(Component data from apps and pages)
╔══
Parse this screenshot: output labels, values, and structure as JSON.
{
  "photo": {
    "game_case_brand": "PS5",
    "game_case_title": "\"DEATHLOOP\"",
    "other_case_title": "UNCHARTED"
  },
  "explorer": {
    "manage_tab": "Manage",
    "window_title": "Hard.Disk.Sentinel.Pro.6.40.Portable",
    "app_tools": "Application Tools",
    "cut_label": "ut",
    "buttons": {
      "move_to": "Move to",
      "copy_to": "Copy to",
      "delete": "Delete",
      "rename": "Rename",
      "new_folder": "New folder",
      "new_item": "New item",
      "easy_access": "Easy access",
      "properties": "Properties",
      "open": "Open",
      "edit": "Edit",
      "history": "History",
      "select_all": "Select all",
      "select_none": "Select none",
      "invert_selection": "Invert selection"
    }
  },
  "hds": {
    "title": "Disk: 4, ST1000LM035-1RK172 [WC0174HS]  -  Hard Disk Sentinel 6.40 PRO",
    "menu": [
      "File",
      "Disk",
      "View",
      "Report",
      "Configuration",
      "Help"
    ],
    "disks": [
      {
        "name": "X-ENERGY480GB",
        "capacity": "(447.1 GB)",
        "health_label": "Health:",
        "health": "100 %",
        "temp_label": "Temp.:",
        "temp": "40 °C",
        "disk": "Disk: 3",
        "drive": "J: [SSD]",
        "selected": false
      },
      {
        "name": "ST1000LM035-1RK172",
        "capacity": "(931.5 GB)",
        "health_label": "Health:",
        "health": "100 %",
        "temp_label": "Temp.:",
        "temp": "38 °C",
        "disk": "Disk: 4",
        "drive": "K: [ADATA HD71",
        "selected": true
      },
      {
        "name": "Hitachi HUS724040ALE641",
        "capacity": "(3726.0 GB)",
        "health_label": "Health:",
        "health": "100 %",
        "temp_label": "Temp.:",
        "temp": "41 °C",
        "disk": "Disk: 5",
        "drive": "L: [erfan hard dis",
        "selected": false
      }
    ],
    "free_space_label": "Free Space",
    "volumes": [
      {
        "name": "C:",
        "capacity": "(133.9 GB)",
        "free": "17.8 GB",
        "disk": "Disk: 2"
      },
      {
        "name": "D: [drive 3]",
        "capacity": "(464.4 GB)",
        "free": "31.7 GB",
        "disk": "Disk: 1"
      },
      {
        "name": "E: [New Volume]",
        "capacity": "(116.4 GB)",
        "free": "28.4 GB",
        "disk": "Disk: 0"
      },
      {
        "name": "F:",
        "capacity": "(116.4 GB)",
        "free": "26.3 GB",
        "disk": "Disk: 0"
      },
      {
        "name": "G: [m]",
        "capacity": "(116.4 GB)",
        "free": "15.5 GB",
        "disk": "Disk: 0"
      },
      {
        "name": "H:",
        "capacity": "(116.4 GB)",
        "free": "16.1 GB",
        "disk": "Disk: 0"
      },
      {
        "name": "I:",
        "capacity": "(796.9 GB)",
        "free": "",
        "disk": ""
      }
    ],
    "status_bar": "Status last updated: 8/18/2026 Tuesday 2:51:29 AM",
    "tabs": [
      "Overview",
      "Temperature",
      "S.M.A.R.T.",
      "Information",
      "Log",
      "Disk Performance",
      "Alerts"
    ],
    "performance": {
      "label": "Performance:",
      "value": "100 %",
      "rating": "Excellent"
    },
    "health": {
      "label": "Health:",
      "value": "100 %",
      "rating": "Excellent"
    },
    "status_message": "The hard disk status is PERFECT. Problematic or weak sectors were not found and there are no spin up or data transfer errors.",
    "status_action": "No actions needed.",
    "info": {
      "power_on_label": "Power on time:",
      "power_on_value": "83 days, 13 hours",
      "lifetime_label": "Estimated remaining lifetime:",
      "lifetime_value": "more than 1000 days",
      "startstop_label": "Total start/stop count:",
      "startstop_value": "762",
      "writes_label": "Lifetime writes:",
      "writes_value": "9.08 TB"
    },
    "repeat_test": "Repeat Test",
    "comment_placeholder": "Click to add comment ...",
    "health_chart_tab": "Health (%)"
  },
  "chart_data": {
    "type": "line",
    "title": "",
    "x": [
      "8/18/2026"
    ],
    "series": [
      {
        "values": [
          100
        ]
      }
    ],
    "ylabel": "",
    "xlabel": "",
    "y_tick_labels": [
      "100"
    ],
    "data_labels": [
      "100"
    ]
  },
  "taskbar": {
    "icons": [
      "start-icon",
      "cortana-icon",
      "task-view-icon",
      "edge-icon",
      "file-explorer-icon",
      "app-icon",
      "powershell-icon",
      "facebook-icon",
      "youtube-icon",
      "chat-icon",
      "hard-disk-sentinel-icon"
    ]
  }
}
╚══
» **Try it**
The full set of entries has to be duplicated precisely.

» **Response to this task**
Parse this screenshot: output labels, values, and structure as JSON.
{
  "photo": {
    "game_case_brand": "PS5",
    "game_case_title": "\"DEATHLOOP\"",
    "other_case_title": "UNCHARTED"
  },
  "explorer": {
    "manage_tab": "Manage",
    "window_title": "Hard.Disk.Sentinel.Pro.6.40.Portable",
    "app_tools": "Application Tools",
    "cut_label": "ut",
    "buttons": {
      "move_to": "Move to",
      "copy_to": "Copy to",
      "delete": "Delete",
      "rename": "Rename",
      "new_folder": "New folder",
      "new_item": "New item",
      "easy_access": "Easy access",
      "properties": "Properties",
      "open": "Open",
      "edit": "Edit",
      "history": "History",
      "select_all": "Select all",
      "select_none": "Select none",
      "invert_selection": "Invert selection"
    }
  },
  "hds": {
    "title": "Disk: 4, ST1000LM035-1RK172 [WC0174HS]  -  Hard Disk Sentinel 6.40 PRO",
    "menu": [
      "File",
      "Disk",
      "View",
      "Report",
      "Configuration",
      "Help"
    ],
    "disks": [
      {
        "name": "X-ENERGY480GB",
        "capacity": "(447.1 GB)",
        "health_label": "Health:",
        "health": "100 %",
        "temp_label": "Temp.:",
        "temp": "40 °C",
        "disk": "Disk: 3",
        "drive": "J: [SSD]",
        "selected": false
      },
      {
        "name": "ST1000LM035-1RK172",
        "capacity": "(931.5 GB)",
        "health_label": "Health:",
        "health": "100 %",
        "temp_label": "Temp.:",
        "temp": "38 °C",
        "disk": "Disk: 4",
        "drive": "K: [ADATA HD71",
        "selected": true
      },
      {
        "name": "Hitachi HUS724040ALE641",
        "capacity": "(3726.0 GB)",
        "health_label": "Health:",
        "health": "100 %",
        "temp_label": "Temp.:",
        "temp": "41 °C",
        "disk": "Disk: 5",
        "drive": "L: [erfan hard dis",
        "selected": false
      }
    ],
    "free_space_label": "Free Space",
    "volumes": [
      {
        "name": "C:",
        "capacity": "(133.9 GB)",
        "free": "17.8 GB",
        "disk": "Disk: 2"
      },
      {
        "name": "D: [drive 3]",
        "capacity": "(464.4 GB)",
        "free": "31.7 GB",
        "disk": "Disk: 1"
      },
      {
        "name": "E: [New Volume]",
        "capacity": "(116.4 GB)",
        "free": "28.4 GB",
        "disk": "Disk: 0"
      },
      {
        "name": "F:",
        "capacity": "(116.4 GB)",
        "free": "26.3 GB",
        "disk": "Disk: 0"
      },
      {
        "name": "G: [m]",
        "capacity": "(116.4 GB)",
        "free": "15.5 GB",
        "disk": "Disk: 0"
      },
      {
        "name": "H:",
        "capacity": "(116.4 GB)",
        "free": "16.1 GB",
        "disk": "Disk: 0"
      },
      {
        "name": "I:",
        "capacity": "(796.9 GB)",
        "free": "",
        "disk": ""
      }
    ],
    "status_bar": "Status last updated: 8/18/2026 Tuesday 2:51:29 AM",
    "tabs": [
      "Overview",
      "Temperature",
      "S.M.A.R.T.",
      "Information",
      "Log",
      "Disk Performance",
      "Alerts"
    ],
    "performance": {
      "label": "Performance:",
      "value": "100 %",
      "rating": "Excellent"
    },
    "health": {
      "label": "Health:",
      "value": "100 %",
      "rating": "Excellent"
    },
    "status_message": "The hard disk status is PERFECT. Problematic or weak sectors were not found and there are no spin up or data transfer errors.",
    "status_action": "No actions needed.",
    "info": {
      "power_on_label": "Power on time:",
      "power_on_value": "83 days, 13 hours",
      "lifetime_label": "Estimated remaining lifetime:",
      "lifetime_value": "more than 1000 days",
      "startstop_label": "Total start/stop count:",
      "startstop_value": "762",
      "writes_label": "Lifetime writes:",
      "writes_value": "9.08 TB"
    },
    "repeat_test": "Repeat Test",
    "comment_placeholder": "Click to add comment ...",
    "health_chart_tab": "Health (%)"
  },
  "chart_data": {
    "type": "line",
    "title": "",
    "x": [
      "8/18/2026"
    ],
    "series": [
      {
        "values": [
          100
        ]
      }
    ],
    "ylabel": "",
    "xlabel": "",
    "y_tick_labels": [
      "100"
    ],
    "data_labels": [
      "100"
    ]
  },
  "taskbar": {
    "icons": [
      "start-icon",
      "cortana-icon",
      "task-view-icon",
      "edge-icon",
      "file-explorer-icon",
      "app-icon",
      "powershell-icon",
      "facebook-icon",
      "youtube-icon",
      "chat-icon",
      "hard-disk-sentinel-icon"
    ]
  }
}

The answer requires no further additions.